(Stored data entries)
.....

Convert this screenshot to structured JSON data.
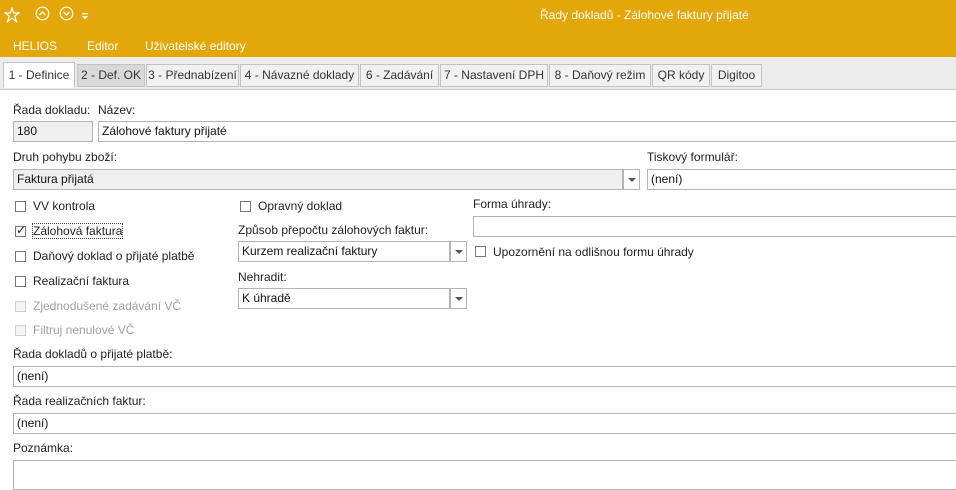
{
  "window": {
    "title": "Řady dokladů - Zálohové faktury přijaté",
    "accent_color": "#e3a70a"
  },
  "quick_access": {
    "icons": [
      "star-icon",
      "chevron-up-circle-icon",
      "chevron-down-circle-icon",
      "customize-dropdown-icon"
    ]
  },
  "menu": {
    "items": [
      "HELIOS",
      "Editor",
      "Uživatelské editory"
    ]
  },
  "tabs": [
    {
      "label": "1 - Definice",
      "active": true
    },
    {
      "label": "2 - Def. OK"
    },
    {
      "label": "3 - Přednabízení"
    },
    {
      "label": "4 - Návazné doklady"
    },
    {
      "label": "6 - Zadávání"
    },
    {
      "label": "7 - Nastavení DPH"
    },
    {
      "label": "8 - Daňový režim"
    },
    {
      "label": "QR kódy"
    },
    {
      "label": "Digitoo"
    }
  ],
  "form": {
    "rada_label": "Řada dokladu:",
    "rada_value": "180",
    "nazev_label": "Název:",
    "nazev_value": "Zálohové faktury přijaté",
    "druh_label": "Druh pohybu zboží:",
    "druh_value": "Faktura přijatá",
    "tiskovy_label": "Tiskový formulář:",
    "tiskovy_value": "(není)",
    "vv_kontrola": {
      "label": "VV kontrola",
      "checked": false
    },
    "zalohova": {
      "label": "Zálohová faktura",
      "checked": true
    },
    "danovy_doklad": {
      "label": "Daňový doklad o přijaté platbě",
      "checked": false
    },
    "realizacni": {
      "label": "Realizační faktura",
      "checked": false
    },
    "zjednodusene": {
      "label": "Zjednodušené zadávání VČ",
      "checked": false,
      "disabled": true
    },
    "filtruj": {
      "label": "Filtruj nenulové VČ",
      "checked": false,
      "disabled": true
    },
    "opravny": {
      "label": "Opravný doklad",
      "checked": false
    },
    "zpusob_label": "Způsob přepočtu zálohových faktur:",
    "zpusob_value": "Kurzem realizační faktury",
    "nehradit_label": "Nehradit:",
    "nehradit_value": "K úhradě",
    "forma_label": "Forma úhrady:",
    "forma_value": "",
    "upozorneni": {
      "label": "Upozornění na odlišnou formu úhrady",
      "checked": false
    },
    "rada_platbe_label": "Řada dokladů o přijaté platbě:",
    "rada_platbe_value": "(není)",
    "rada_realizacnich_label": "Řada realizačních faktur:",
    "rada_realizacnich_value": "(není)",
    "poznamka_label": "Poznámka:",
    "poznamka_value": ""
  }
}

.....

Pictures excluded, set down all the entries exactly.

• [Final answer]:
Convert this screenshot to structured JSON data.
{
  "window": {
    "title": "Řady dokladů - Zálohové faktury přijaté",
    "accent_color": "#e3a70a"
  },
  "quick_access": {
    "icons": [
      "star-icon",
      "chevron-up-circle-icon",
      "chevron-down-circle-icon",
      "customize-dropdown-icon"
    ]
  },
  "menu": {
    "items": [
      "HELIOS",
      "Editor",
      "Uživatelské editory"
    ]
  },
  "tabs": [
    {
      "label": "1 - Definice",
      "active": true
    },
    {
      "label": "2 - Def. OK"
    },
    {
      "label": "3 - Přednabízení"
    },
    {
      "label": "4 - Návazné doklady"
    },
    {
      "label": "6 - Zadávání"
    },
    {
      "label": "7 - Nastavení DPH"
    },
    {
      "label": "8 - Daňový režim"
    },
    {
      "label": "QR kódy"
    },
    {
      "label": "Digitoo"
    }
  ],
  "form": {
    "rada_label": "Řada dokladu:",
    "rada_value": "180",
    "nazev_label": "Název:",
    "nazev_value": "Zálohové faktury přijaté",
    "druh_label": "Druh pohybu zboží:",
    "druh_value": "Faktura přijatá",
    "tiskovy_label": "Tiskový formulář:",
    "tiskovy_value": "(není)",
    "vv_kontrola": {
      "label": "VV kontrola",
      "checked": false
    },
    "zalohova": {
      "label": "Zálohová faktura",
      "checked": true
    },
    "danovy_doklad": {
      "label": "Daňový doklad o přijaté platbě",
      "checked": false
    },
    "realizacni": {
      "label": "Realizační faktura",
      "checked": false
    },
    "zjednodusene": {
      "label": "Zjednodušené zadávání VČ",
      "checked": false,
      "disabled": true
    },
    "filtruj": {
      "label": "Filtruj nenulové VČ",
      "checked": false,
      "disabled": true
    },
    "opravny": {
      "label": "Opravný doklad",
      "checked": false
    },
    "zpusob_label": "Způsob přepočtu zálohových faktur:",
    "zpusob_value": "Kurzem realizační faktury",
    "nehradit_label": "Nehradit:",
    "nehradit_value": "K úhradě",
    "forma_label": "Forma úhrady:",
    "forma_value": "",
    "upozorneni": {
      "label": "Upozornění na odlišnou formu úhrady",
      "checked": false
    },
    "rada_platbe_label": "Řada dokladů o přijaté platbě:",
    "rada_platbe_value": "(není)",
    "rada_realizacnich_label": "Řada realizačních faktur:",
    "rada_realizacnich_value": "(není)",
    "poznamka_label": "Poznámka:",
    "poznamka_value": ""
  }
}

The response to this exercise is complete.